Sheikh Zayed Book Award winner Osama Alaysa finds new meanings in madness

The Fools of Bethlehem stands out for its narrative style, which blends vignettes and reportage with a hefty dose of magical realism. Alaysa says the novel’s structure was devised as a means to keep the story interesting.
Osama Alaysa won the Sheikh Zayed Book Award for literature. Ravindranath K / The National
Osama Alaysa won the Sheikh Zayed Book Award for literature. Ravindranath K / The National

A deftly structured psychological novel has won the Sheikh Zayed Book Award’s literature category. Osama Alaysa scooped the prestigious gong for his latest work The Fools of Bethlehem.

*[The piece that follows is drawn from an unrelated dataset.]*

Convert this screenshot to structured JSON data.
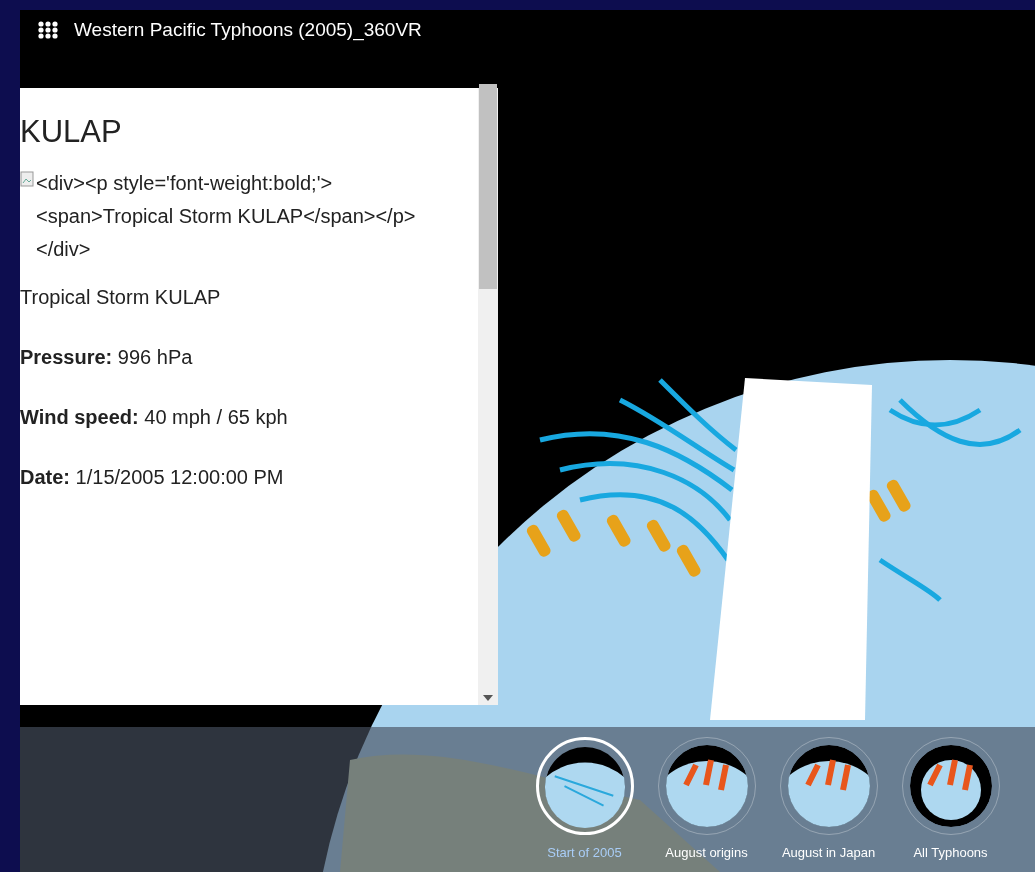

The Palestinian is in the capital to receive his Dh750,000 cash prize in a ceremony to be held at the Abu Dhabi National Exhibition Centre on Monday at the Abu Dhabi International Book Fair.

“A lot of people have asked me would I change now that I won this award,” says Alaysa.

“I don’t think so, as this is my 15th novel and so far I am enjoying the process. But I am aware now that I am under a bigger spotlight as a result and more people are reading my works, so I will be paying more attention to that important relationship I have with my ­readers.”

The Fools of Bethlehem stands out for its narrative style, which blends vignettes and reportage with a hefty dose of magical realism. Alaysa says the novel’s structure was devised as a means to keep the story ­interesting.

“My rule of writing is that no matter how many books I write, I should not repeat myself,” he says. “So I really wanted to try new techniques in this work and introduce new concepts and ways to explain things.”

One of the key ideas Alaysa explores in the novel is widening the concept of “madness”.

“It’s not just about people who are suffering from a condition,” he says. “But also a sickness when it comes to intellectual thought.”

Alaysa is scathing in his view of the present state of Palestinian literature. “It used to be much better, but everything went down after the [1993 Palestinian-Israeli] Oslo Accords,” he says.

“Before that, and due to the issue of Palestine being so central in the region, we had great writers, such as the late great Mahmoud Darwish, who spoke with passion. After Oslo, I feel a new generation has arrived who don’t write with the same passion and skill. Politics replaced culture and, as a result, the writing has diminished.”

Ironically, despite the newfound expectations that come with winning the Sheikh Zayed Book Award, Alaysa says he has postponed the release of his next book.

“I have been working on it and it’s nearly done, but the award has given me a bigger responsibility to make sure the book is of a high standard,” he says. “I will revise it again and put it out once I am satisfied.”

• For more details, visit www.zayedaward.ae

sasaeed@thenational.ae